**The task:** Within the listing, how many lines hold the word "icon"? Give the number by itself.

**Supplied records:**
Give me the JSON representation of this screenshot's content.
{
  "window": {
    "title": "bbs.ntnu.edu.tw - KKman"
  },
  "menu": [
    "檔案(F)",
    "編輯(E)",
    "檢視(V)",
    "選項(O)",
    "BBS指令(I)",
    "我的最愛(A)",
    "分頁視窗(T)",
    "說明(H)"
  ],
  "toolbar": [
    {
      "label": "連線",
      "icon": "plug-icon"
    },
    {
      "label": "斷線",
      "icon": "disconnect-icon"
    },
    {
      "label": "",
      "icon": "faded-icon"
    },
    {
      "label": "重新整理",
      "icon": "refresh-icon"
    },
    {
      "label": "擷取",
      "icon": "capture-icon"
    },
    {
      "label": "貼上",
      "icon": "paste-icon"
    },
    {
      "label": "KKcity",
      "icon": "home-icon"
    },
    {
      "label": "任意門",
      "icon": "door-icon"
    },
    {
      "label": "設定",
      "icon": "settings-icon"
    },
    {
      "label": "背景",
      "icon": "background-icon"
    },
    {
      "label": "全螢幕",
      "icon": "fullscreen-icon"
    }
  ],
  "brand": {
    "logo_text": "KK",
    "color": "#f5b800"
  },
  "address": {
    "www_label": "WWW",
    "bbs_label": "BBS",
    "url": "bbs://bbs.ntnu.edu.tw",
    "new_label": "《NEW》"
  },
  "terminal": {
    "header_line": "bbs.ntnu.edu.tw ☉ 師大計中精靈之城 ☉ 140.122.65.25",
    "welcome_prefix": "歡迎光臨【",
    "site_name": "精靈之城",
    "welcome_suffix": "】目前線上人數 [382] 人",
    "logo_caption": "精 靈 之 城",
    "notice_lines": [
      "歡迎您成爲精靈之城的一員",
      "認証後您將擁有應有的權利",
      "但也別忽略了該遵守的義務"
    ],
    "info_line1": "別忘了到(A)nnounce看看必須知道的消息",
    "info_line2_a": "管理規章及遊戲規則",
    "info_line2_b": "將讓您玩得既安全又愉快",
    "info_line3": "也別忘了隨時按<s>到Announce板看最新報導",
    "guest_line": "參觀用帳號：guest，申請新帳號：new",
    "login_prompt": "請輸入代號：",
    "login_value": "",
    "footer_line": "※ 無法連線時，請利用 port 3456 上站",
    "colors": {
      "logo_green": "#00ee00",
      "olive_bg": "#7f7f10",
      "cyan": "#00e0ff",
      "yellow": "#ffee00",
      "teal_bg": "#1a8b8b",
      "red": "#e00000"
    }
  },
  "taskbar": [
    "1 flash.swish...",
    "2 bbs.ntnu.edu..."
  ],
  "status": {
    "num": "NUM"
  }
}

**Exercise answer:** 11